Speakers at a policy dialogue on Saturday laid emphasis on equal distribution of the government’s health workforce throughout the country to ensure universal health coverage.
They stressed the importance of immediate coordinated efforts among multiple stakeholders in order to eliminate the existing setbacks and strengthen present health system.They came up with the remarks at the fourth phase of Health Policy Dialogue.
International Centre for Diarrhoeal Disease Research, Bangladesh (icddr,b) arranged the event at CIRDAP auditorium in the capital. Health professionals, policymakers, medical practitioners and representatives from government, nongovernment organisations (NGOs) and media were present on the occasion.
The health policy dialogue is an initiative of the icddr,b’s ‘Strengthening Health, Applying Research Evidence (SHARE)’ project. It was initiated in September 2017, said a press release.
The dialogue titled ‘Equitable Distribution of Medical Doctors for Strengthening Universal Health Coverage (UHC)’ sought practical solutions to overcome the challenges and achieve universal health coverage.

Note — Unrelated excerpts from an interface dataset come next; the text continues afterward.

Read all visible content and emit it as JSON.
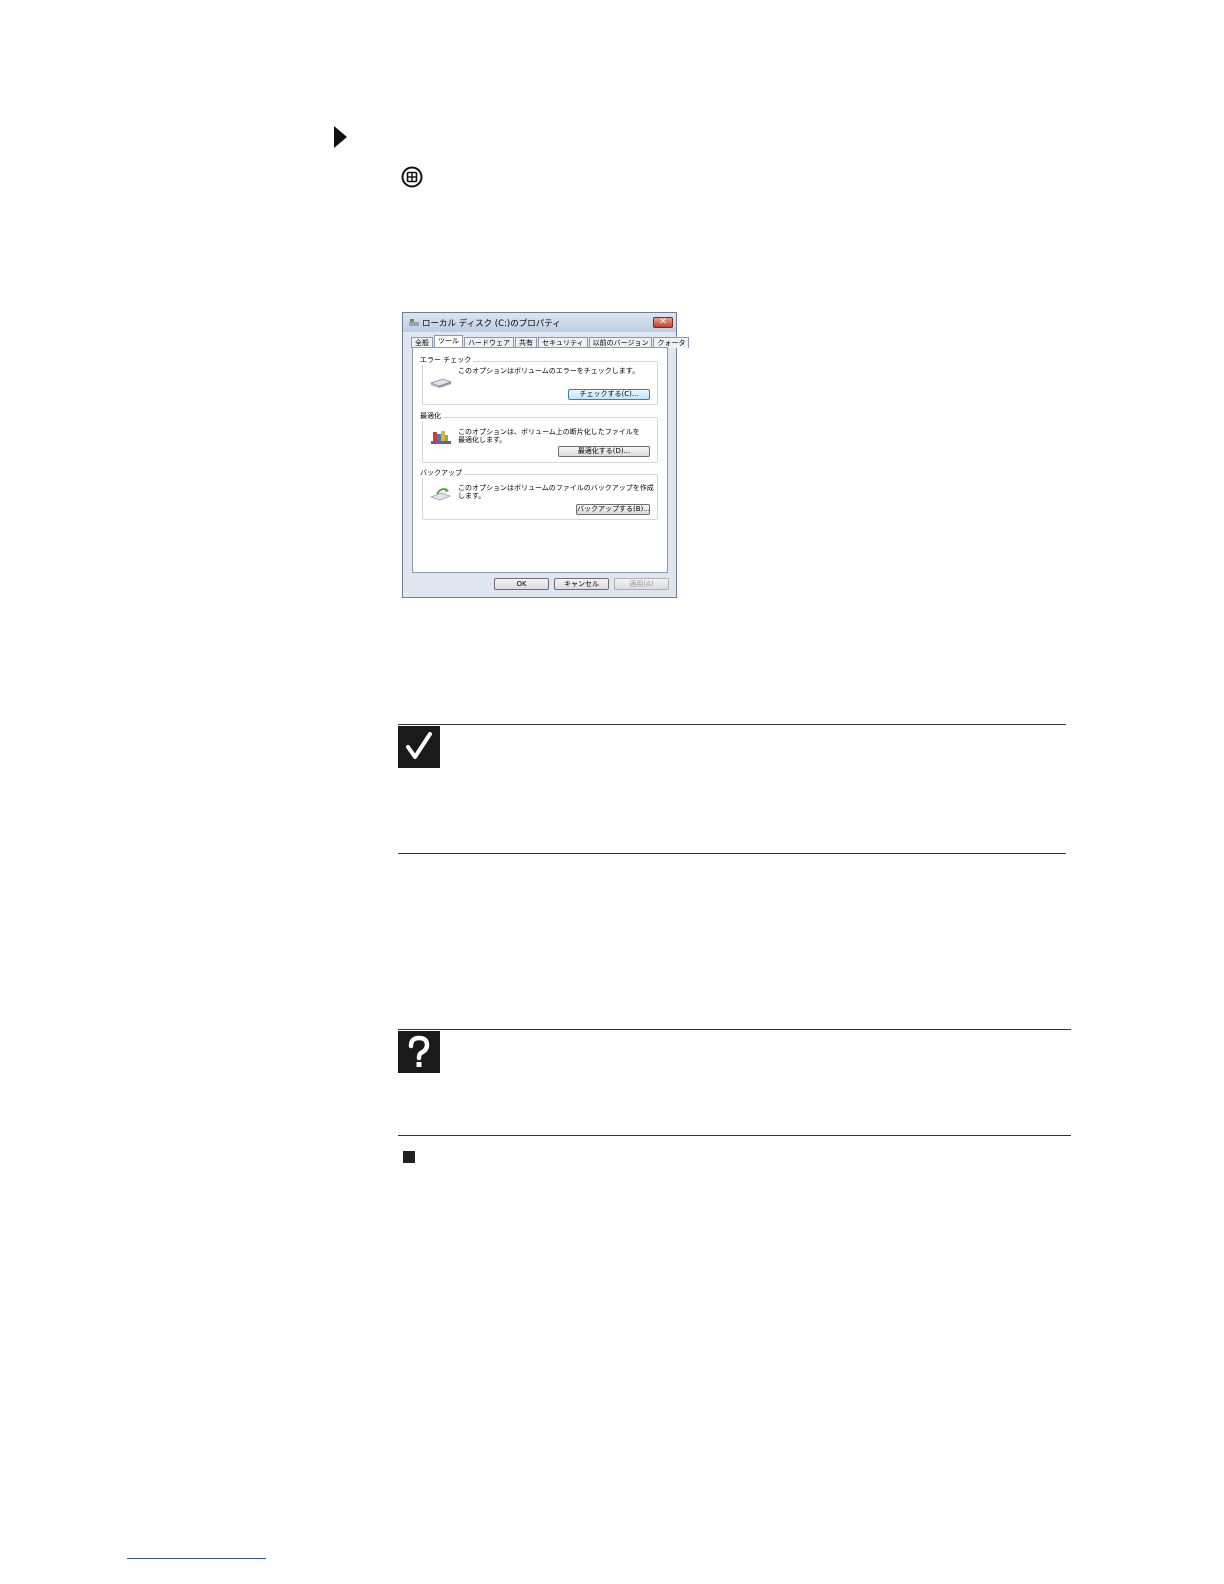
{
  "dialog": {
    "title": "ローカル ディスク (C:)のプロパティ",
    "close_label": "✕",
    "tabs": [
      "全般",
      "ツール",
      "ハードウェア",
      "共有",
      "セキュリティ",
      "以前のバージョン",
      "クォータ"
    ],
    "active_tab": "ツール",
    "groups": [
      {
        "label": "エラー チェック",
        "description": [
          "このオプションはボリュームのエラーをチェックします。"
        ],
        "button": "チェックする(C)..."
      },
      {
        "label": "最適化",
        "description": [
          "このオプションは、ボリューム上の断片化したファイルを",
          "最適化します。"
        ],
        "button": "最適化する(D)..."
      },
      {
        "label": "バックアップ",
        "description": [
          "このオプションはボリュームのファイルのバックアップを作成",
          "します。"
        ],
        "button": "バックアップする(B)..."
      }
    ],
    "buttons": {
      "ok": "OK",
      "cancel": "キャンセル",
      "apply": "適用(A)"
    }
  },
  "icons": {
    "step": "triangle-right-icon",
    "start": "windows-start-icon",
    "important": "checkmark-icon",
    "help": "question-mark-icon",
    "end": "end-square-icon"
  },
  "colors": {
    "dialog_bg": "#dfe6ef",
    "title_bar": "#bccde2",
    "close": "#c6412c",
    "icon_box": "#1a1a1a"
  }
}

The dialogue said Bangladesh is considered one of the countries with severe shortage and geographically improper distribution of health workforce while the country is challenged by production, deployment, availability and retention of quality health workforce.
In his keynote presentation, Dr. Iqbal Anwar, Scientist and Project Coordinator, SHARE Project of Universal Health Coverage Programme at icddr,b, highlighted the present situation of health workforce distribution in Bangladesh.He has presented several setbacks of the existing systems that include overly-centralised health system, weak governance and regulatory framework, weak management and institutional capacity in the ministry of health and family welfare, inequitable allocation of doctors, high rate of vacancy at the Upazila level, high number of deputation posting, inadequate amenities and lack of proper educational facilities for children of the health professionals posted in the rural areas.

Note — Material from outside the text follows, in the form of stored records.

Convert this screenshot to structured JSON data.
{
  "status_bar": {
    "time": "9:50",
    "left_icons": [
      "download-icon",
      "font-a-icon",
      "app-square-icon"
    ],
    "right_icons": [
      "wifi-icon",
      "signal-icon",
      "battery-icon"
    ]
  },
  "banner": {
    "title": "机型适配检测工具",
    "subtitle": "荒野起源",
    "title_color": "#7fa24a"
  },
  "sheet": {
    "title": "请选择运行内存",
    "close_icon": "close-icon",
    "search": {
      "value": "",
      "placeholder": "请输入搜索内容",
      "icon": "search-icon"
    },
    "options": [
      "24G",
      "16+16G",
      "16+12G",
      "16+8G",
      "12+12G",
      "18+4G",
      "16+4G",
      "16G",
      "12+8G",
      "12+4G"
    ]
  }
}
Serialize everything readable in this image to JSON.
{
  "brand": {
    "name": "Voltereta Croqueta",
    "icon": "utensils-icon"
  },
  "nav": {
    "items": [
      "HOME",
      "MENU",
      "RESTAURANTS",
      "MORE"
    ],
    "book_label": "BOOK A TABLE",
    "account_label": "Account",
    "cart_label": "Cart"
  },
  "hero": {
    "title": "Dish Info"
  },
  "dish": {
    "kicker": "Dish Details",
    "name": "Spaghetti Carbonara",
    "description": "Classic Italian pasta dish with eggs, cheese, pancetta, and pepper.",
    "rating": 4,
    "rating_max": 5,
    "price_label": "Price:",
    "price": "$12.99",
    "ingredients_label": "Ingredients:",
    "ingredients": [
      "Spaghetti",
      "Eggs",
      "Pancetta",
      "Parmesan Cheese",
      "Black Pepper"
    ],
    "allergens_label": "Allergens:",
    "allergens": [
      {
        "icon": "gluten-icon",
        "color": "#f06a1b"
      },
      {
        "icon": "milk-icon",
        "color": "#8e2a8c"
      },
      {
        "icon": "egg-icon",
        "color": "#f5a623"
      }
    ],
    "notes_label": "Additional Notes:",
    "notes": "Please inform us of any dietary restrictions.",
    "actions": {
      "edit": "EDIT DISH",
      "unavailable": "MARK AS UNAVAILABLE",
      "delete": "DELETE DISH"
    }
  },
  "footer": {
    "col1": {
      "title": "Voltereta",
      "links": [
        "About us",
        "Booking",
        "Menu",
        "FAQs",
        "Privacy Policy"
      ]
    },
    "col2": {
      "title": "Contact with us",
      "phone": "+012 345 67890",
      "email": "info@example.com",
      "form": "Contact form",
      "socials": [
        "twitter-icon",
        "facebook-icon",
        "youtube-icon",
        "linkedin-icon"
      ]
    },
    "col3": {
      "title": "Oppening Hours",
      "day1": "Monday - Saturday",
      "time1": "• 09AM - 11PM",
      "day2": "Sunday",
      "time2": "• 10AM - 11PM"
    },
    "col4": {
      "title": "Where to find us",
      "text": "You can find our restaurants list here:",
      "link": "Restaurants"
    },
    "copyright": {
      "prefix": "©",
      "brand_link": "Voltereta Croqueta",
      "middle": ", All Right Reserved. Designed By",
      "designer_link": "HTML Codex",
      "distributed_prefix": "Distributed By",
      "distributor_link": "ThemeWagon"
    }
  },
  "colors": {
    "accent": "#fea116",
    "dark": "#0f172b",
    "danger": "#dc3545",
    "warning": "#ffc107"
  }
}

Dr Anwar has also presented relevant data from DGHS 2019, which shows that 20.4 percent vacancy against sanctioned positions of doctors that aggravates the situation of shortage of medical doctors.

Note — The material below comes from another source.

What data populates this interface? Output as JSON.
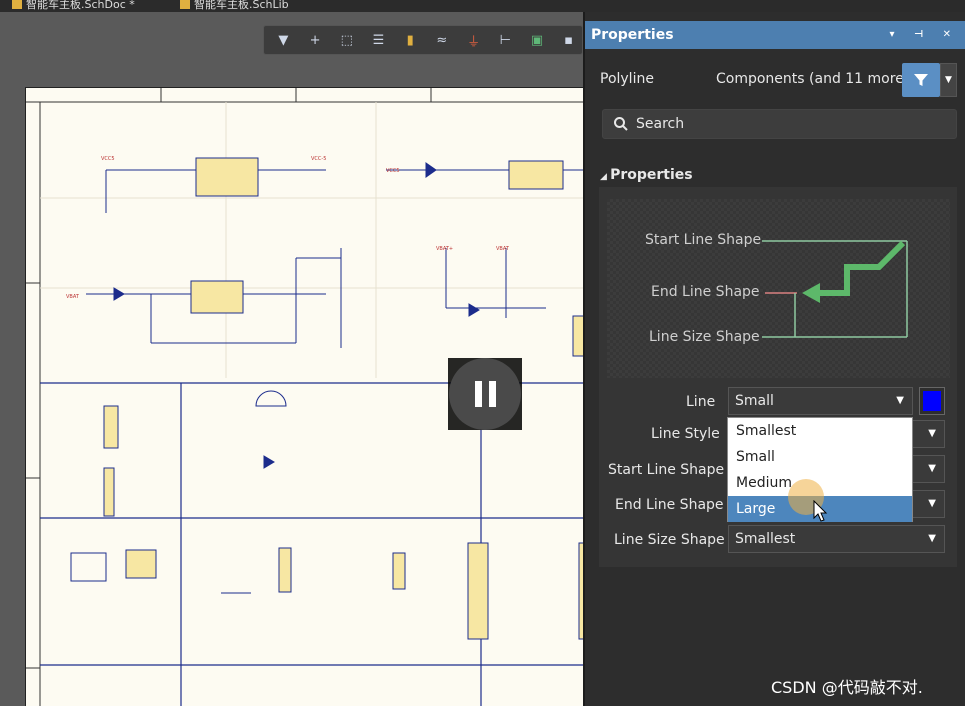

Furthermore, a total of 4,749 doctors are posted on attachment (OSD) in Dhaka against the sanctioned OSD post of 783, which have resulted in a severe shortage of doctors in district level and below.
Dr. Mushtuq Husain from Co-ordination and Support Centre of Directorate General of Health Services (DGHS) welcomed the participants while Professor Robayet Ferdous, Department of Mass Communication and Journalism, University of Dhaka, moderated the event.
Speaking as the chief guest, Prof. Dr Abul Kalam Azad, Director General of the DGHS, also laid stress on the coordinated approach.
He said, “We have made some significant progresses. Now we have data to identify gaps in the distribution of health workforce. However, we need better coordination among stakeholders and united approach to address the shortcomings in this sector.”
Dr. M. A. Faiz, Member of Health Policy Dialogue and ex-Director General of DGHSFW, said, “The health policy dialogue has captured the recommendations discussed and will share with relevant authorities and policymakers to bring a positive change in the existing health system of the country.”
Strengthening Health, Applying Research Evidence (SHARE) project is supported by the European Union (EU). Along with EU, the event was supported by the Centers for Disease Control and Prevention (CDC).